U.S. Environmental Protection Agency
U.S. EPA Technology Innovation and Field Services Division

Dense Nonaqueous Phase Liquids (DNAPLs)

Environmental Occurrence

Halogenated Alkenes

trans 1,2-Dichloroethene

trans 1,2-dichloroethylenetrans 1,2-dichloroethene (trans-DCE) is typically used in industry as a mixture of the trans and cis isomers of DCE. It has been and may continue to be used as a general solvent for organic materials, dye extraction, perfumes, lacquers, thermoplastics, and organic synthesis (Lewis 2001). Its use in the United States is limited because it poses a potential fire hazard (Bingham et al. 2001). The EPA Toxics Release Inventory contains information on 16 facilities that reported the release through air emissions of a total of 5,521 pounds of DCE in 2005.

trans-DCE is widely distributed in the environment as a byproduct of the biodegradation of tetrachloroethene and trichloroethene (TCE), two of the most commonly reported organic compounds found at Superfund sites. Most of the trans-DCE found in the environment is due to the biodegradation of these two chemicals.

trans-DCE is among the 15 most commonly detected volatile organic compounds found in drinking water above maximum contaminant levels (Zorgorski et al. 2006). TCE and trans-DCE were the eighth most frequently occurring pairs of chemicals detected in this study.

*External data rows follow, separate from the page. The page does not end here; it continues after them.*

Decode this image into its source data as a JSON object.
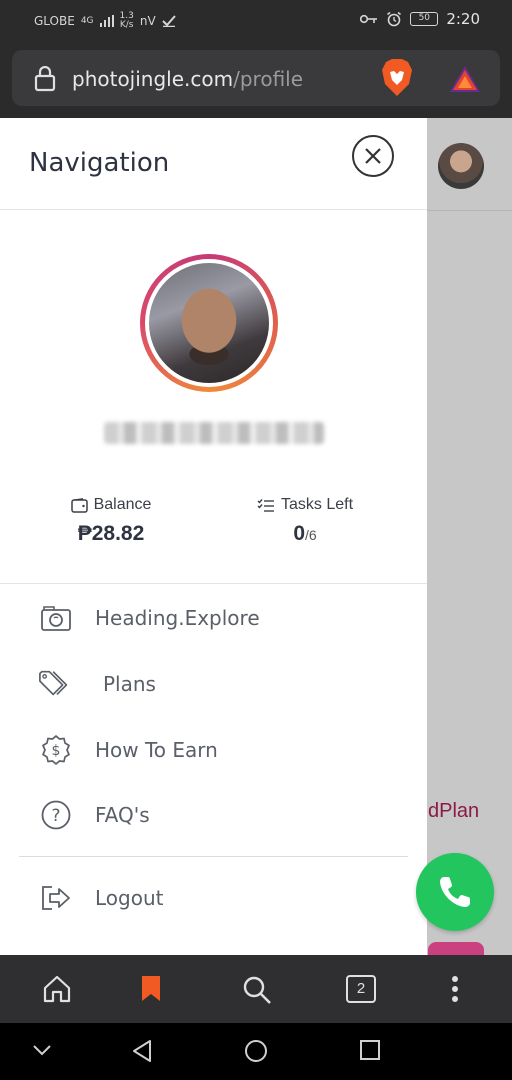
{
  "status_bar": {
    "carrier": "GLOBE",
    "network": "4G",
    "speed": "1.3",
    "speed_unit": "K/s",
    "extra": "nV",
    "battery": "50",
    "time": "2:20"
  },
  "browser": {
    "url_domain": "photojingle.com",
    "url_path": "/profile",
    "tab_count": "2"
  },
  "drawer": {
    "title": "Navigation",
    "balance_label": "Balance",
    "balance_value": "₱28.82",
    "tasks_label": "Tasks Left",
    "tasks_done": "0",
    "tasks_total": "/6",
    "menu": [
      {
        "label": "Heading.Explore",
        "icon": "camera-icon"
      },
      {
        "label": "Plans",
        "icon": "tags-icon"
      },
      {
        "label": "How To Earn",
        "icon": "dollar-badge-icon"
      },
      {
        "label": "FAQ's",
        "icon": "question-icon"
      },
      {
        "label": "Logout",
        "icon": "logout-icon"
      }
    ]
  },
  "background_page": {
    "partial_text": "dPlan"
  },
  "colors": {
    "accent_pink": "#c53a78",
    "whatsapp_green": "#22c55e",
    "plan_text": "#8b1a45"
  }
}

The U.S. Geological Survey produces reports on the occurrence of contaminants like trans-DCE in localities throughout the United States, including large water basins, as part of the National Water Quality Assessment Program.

For Further Information

The 2005 Toxics Release Inventory (TRI) Public Data Release Report

Certain classes of businesses report on their releases of pollution to EPA, which compiles the data in the TRI.

Handbook of Environmental Fate and Exposure Data for Organic Chemicals, Volume II: Solvents
P. Howard. Lewis Publishers, 1991, 546 pp

This handbook is a compilation of physical, chemical, fate, and transport information on selected organic chemicals.

Hawley's Condensed Chemical Dictionary, 14th Edition
Lewis, R. (ed.)
John Wiley & Sons, New York, 2001

This dictionary contains information on chemicals and chemical terms.

Patty's Toxicology, 5th Edition
Bingham, E., B. Cohrssen, and C. Powell
John Wiley & Sons, New York, 2001

This dictionary contains a compilation of industrial toxicology information and data on selected chemicals.

Adobe PDF LogoThe Quality of Our Nation's Waters: Volatile Organic Compounds in the Nation's Ground Water and Drinking-Water Supply Wells
Zogorski, John, Janet M. Carter, Tamara Ivahnenko, Wayne W. Lapham, Michael J. Moran, Barbara L. Rowe, Paul J. Squillace, and Patricia L. Toccalino
U.S. Geological Survey, USGS Circular 1292, 2006, 1112 pp

This report summarizes the findings of an investigation of aquifers that supply drinking water to the public. The purpose of the investigation was to determine the presence or absence of 55 volatile organic chemicals in the aquifers.